In brief, the 11th Circuit took two actions:

  • The Court affirmed a lower court’s determination that a difference in clinical opinion regarding patients’ eligibility for hospice care between the government’s expert witness who conducted a record review of the cases in question and AseraCare’s medical director is not sufficient—in and of itself and absent any other evidence of insufficiency of medical documentation or billing for care not rendered—for a finding of fraud (“…[P]hysicians applying their clinical judgment about a patient’s projected life expectancy could disagree, and neither physician [] be wrong.”)
  • The Court also acknowledged that in previous consideration the DoJ had not been permitted to present evidence demonstrating that AseraCare was knowledgeable of practices within the organization that resulted in certifications for care that were not fully considered by certifying physician and therefore did not meet hospices requirements. As a result, the Court remanded the case so that such evidence could be considered, but that upon reconsideration the DoJ must link these practices to the claims brought under the case.

The National Association for Home Care & Hospice (NAHC) joined forces with several organizations, including the American Medical Association (AMA) and the National Hospice and Palliative Care Organization (NHPCO), in a “friend of the court” (Amicus Curiae) brief supporting AseraCare in the legal position that a consulting physician’s opinion of a patient’s terminal prognosis is insufficient, on its own, to support an allegation that AseraCare submitted false or fraudulent claims to Medicare. NAHC President Bill Dombi served as co-counsel in the brief.

The case presented serious allegations of concern to the entire hospice community in that it is not uncommon for physicians to disagree about the life expectancy of a patient. However, to subject a hospice to an allegation of false claims simply on the basis of a consulting physician’s post-hoc view of a patient’s life expectancy threatened hospice overall as an end-of-life benefit under Medicare.
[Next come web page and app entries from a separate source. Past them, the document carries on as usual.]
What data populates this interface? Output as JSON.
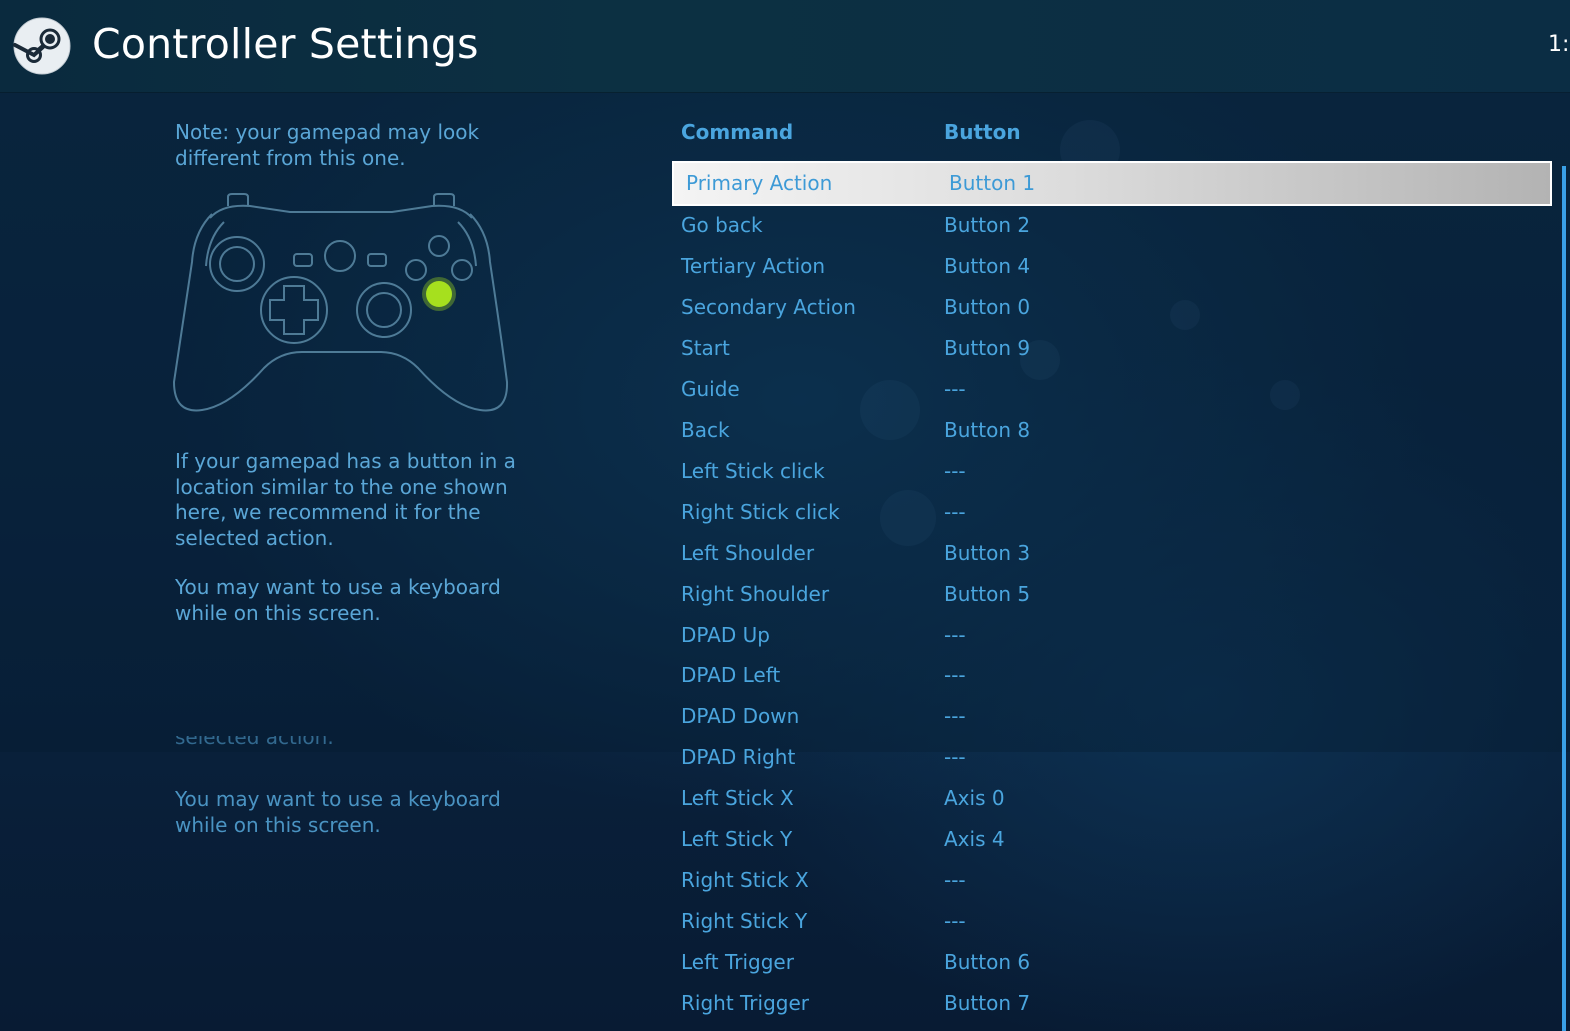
{
  "header": {
    "title": "Controller Settings",
    "clock": "1:"
  },
  "left_panel": {
    "note": "Note: your gamepad may look different from this one.",
    "recommendation": "If your gamepad has a button in a location similar to the one shown here, we recommend it for the selected action.",
    "keyboard_hint": "You may want to use a keyboard while on this screen.",
    "ghost_partial": "selected action.",
    "ghost_keyboard_hint": "You may want to use a keyboard while on this screen.",
    "highlight_color": "#a6e01e"
  },
  "table": {
    "headers": {
      "command": "Command",
      "button": "Button"
    },
    "selected_index": 0,
    "rows": [
      {
        "command": "Primary Action",
        "button": "Button 1"
      },
      {
        "command": "Go back",
        "button": "Button 2"
      },
      {
        "command": "Tertiary Action",
        "button": "Button 4"
      },
      {
        "command": "Secondary Action",
        "button": "Button 0"
      },
      {
        "command": "Start",
        "button": "Button 9"
      },
      {
        "command": "Guide",
        "button": "---"
      },
      {
        "command": "Back",
        "button": "Button 8"
      },
      {
        "command": "Left Stick click",
        "button": "---"
      },
      {
        "command": "Right Stick click",
        "button": "---"
      },
      {
        "command": "Left Shoulder",
        "button": "Button 3"
      },
      {
        "command": "Right Shoulder",
        "button": "Button 5"
      },
      {
        "command": "DPAD Up",
        "button": "---"
      },
      {
        "command": "DPAD Left",
        "button": "---"
      },
      {
        "command": "DPAD Down",
        "button": "---"
      },
      {
        "command": "DPAD Right",
        "button": "---"
      },
      {
        "command": "Left Stick X",
        "button": "Axis 0"
      },
      {
        "command": "Left Stick Y",
        "button": "Axis 4"
      },
      {
        "command": "Right Stick X",
        "button": "---"
      },
      {
        "command": "Right Stick Y",
        "button": "---"
      },
      {
        "command": "Left Trigger",
        "button": "Button 6"
      },
      {
        "command": "Right Trigger",
        "button": "Button 7"
      }
    ]
  },
  "colors": {
    "accent": "#4aa5de",
    "selected_row_bg": "#e6e6e6"
  }
}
NAHC is heartened that both the U.S. District Court and the 11th Circuit Court of Appeals recognized the invalidity of the action of the DoJ. While the ruling only specifically affects the states within the 11th Circuit (Alabama, Georgia and Florida) it can be expected that the ruling will influence other courts.